Just weeks after their service was nearly shut down by a lawsuitbrought by NTP Inc., the wireless e-mail devices are now beingthreatened by legal action brought by software provider VistoCorp.
In a lawsuit filed Friday in the U.S. District Court for theEastern District of Texas, Visto claims that Research In MotionLtd.’s (RIM’s) BlackBerry service violates four Visto patents. Thelawsuit does not seek financial compensation from RIM, but it asksthe court to shut down BlackBerry’s service in the U.S.
The patents in question relate to the accessing andsynchronizing of information over a network and are fundamental tothe BlackBerry service, said Brian Bogosian, Visto’s chairman,president and chief executive officer, speaking during a Mondayconference call. “RIM should not be able to sell the BlackBerrysystem,” he said.
Visto’s lawsuit was filed on the same day a Texas jury awardedthe company US$3.6 million in a similar patent lawsuit againstcompetitor Seven Networks Inc. Three of the four patents in the RIMlawsuit were also invoked in the Seven Networks lawsuit, Vistosaid.
Founded in 1996, Visto’s e-mail and calendaring applications areused by more than 200,000 customers worldwide, and are availablethrough a number of wireless services including those of AT&TInc., Bell Canada Inc. and Vodafone Group PLC.
Though Visto alleges that RIM has been violating its patents foryears, the company had a couple of reasons for waiting until now tofile the lawsuit, Bogosian said. Visto, which is also suingMicrosoft Corp. and Good Technology Inc. for violating some ofthese same patents, did not want to “dilute” its legal resources bylaunching the suit before the Seven Network judgment, he said.
RIM settled its long-running legal battle with NTP in March,paying NTP $612.5 million to settle all of its claims.
This settlement was also a factor in Visto’s decision to moveforward with its own lawsuit, Bogosian said. “There was a verysignificant and real risk that RIM would be shut down,” he said.”In our opinion, it did not make sense to launch a litigation atthat time.”

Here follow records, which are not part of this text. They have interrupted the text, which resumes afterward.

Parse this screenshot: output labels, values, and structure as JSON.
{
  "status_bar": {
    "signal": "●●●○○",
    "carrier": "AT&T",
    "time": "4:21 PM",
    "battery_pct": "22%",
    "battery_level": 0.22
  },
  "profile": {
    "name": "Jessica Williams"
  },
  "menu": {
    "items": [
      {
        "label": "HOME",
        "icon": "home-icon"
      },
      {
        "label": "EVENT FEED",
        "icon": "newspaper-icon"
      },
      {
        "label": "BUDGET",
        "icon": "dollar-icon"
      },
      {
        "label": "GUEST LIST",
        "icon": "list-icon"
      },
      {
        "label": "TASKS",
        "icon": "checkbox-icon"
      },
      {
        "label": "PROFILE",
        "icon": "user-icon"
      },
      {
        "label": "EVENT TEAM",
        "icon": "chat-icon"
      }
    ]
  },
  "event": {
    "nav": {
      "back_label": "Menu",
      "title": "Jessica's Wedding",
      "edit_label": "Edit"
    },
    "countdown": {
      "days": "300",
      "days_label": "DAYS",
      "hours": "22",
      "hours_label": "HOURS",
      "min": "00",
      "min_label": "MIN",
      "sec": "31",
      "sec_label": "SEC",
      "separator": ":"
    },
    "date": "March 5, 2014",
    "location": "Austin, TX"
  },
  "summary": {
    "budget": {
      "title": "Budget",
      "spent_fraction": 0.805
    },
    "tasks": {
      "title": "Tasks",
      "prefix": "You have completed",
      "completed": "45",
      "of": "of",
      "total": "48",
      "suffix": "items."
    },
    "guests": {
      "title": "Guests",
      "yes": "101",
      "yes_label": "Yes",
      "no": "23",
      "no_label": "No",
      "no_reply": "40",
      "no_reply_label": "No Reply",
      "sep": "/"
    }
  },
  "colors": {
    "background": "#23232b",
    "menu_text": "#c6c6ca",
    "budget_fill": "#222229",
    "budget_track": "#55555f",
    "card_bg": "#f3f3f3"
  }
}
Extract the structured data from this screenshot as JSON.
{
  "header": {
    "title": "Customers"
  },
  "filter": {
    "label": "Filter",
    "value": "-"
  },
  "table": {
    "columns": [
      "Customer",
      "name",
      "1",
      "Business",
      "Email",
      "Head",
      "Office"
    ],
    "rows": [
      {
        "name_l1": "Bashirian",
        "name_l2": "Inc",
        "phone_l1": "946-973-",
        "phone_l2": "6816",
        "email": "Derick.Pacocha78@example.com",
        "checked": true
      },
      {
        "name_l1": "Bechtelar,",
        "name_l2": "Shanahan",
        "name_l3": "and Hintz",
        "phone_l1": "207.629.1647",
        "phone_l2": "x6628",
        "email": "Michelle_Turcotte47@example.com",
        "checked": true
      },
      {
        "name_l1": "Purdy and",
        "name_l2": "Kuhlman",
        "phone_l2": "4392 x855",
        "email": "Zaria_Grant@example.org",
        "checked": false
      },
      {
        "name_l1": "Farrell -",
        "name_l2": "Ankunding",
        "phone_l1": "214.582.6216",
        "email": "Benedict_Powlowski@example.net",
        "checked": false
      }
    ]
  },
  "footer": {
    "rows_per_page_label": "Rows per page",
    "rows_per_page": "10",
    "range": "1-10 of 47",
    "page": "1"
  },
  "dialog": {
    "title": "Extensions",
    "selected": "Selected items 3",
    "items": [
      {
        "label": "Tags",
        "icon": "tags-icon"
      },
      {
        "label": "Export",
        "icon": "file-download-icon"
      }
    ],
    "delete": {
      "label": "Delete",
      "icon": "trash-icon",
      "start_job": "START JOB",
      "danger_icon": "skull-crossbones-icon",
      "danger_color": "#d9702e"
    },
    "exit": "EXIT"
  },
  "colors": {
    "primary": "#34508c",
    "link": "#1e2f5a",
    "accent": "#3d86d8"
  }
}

Visto is now ready for a “protracted battle” against theBlackBerry maker, Bogosian said. The company, based in RedwoodShores, California, has no plans to launch similar lawsuits outsideof the U.S., he added.
Bogosian also left the door open to the possibility of asettlement that would not involve a BlackBerry shutdown, provided”a reasonable resolution” could be found. “We’re also businesspeople,” he said.
Representatives from RIM could not be reached immediately tocomment.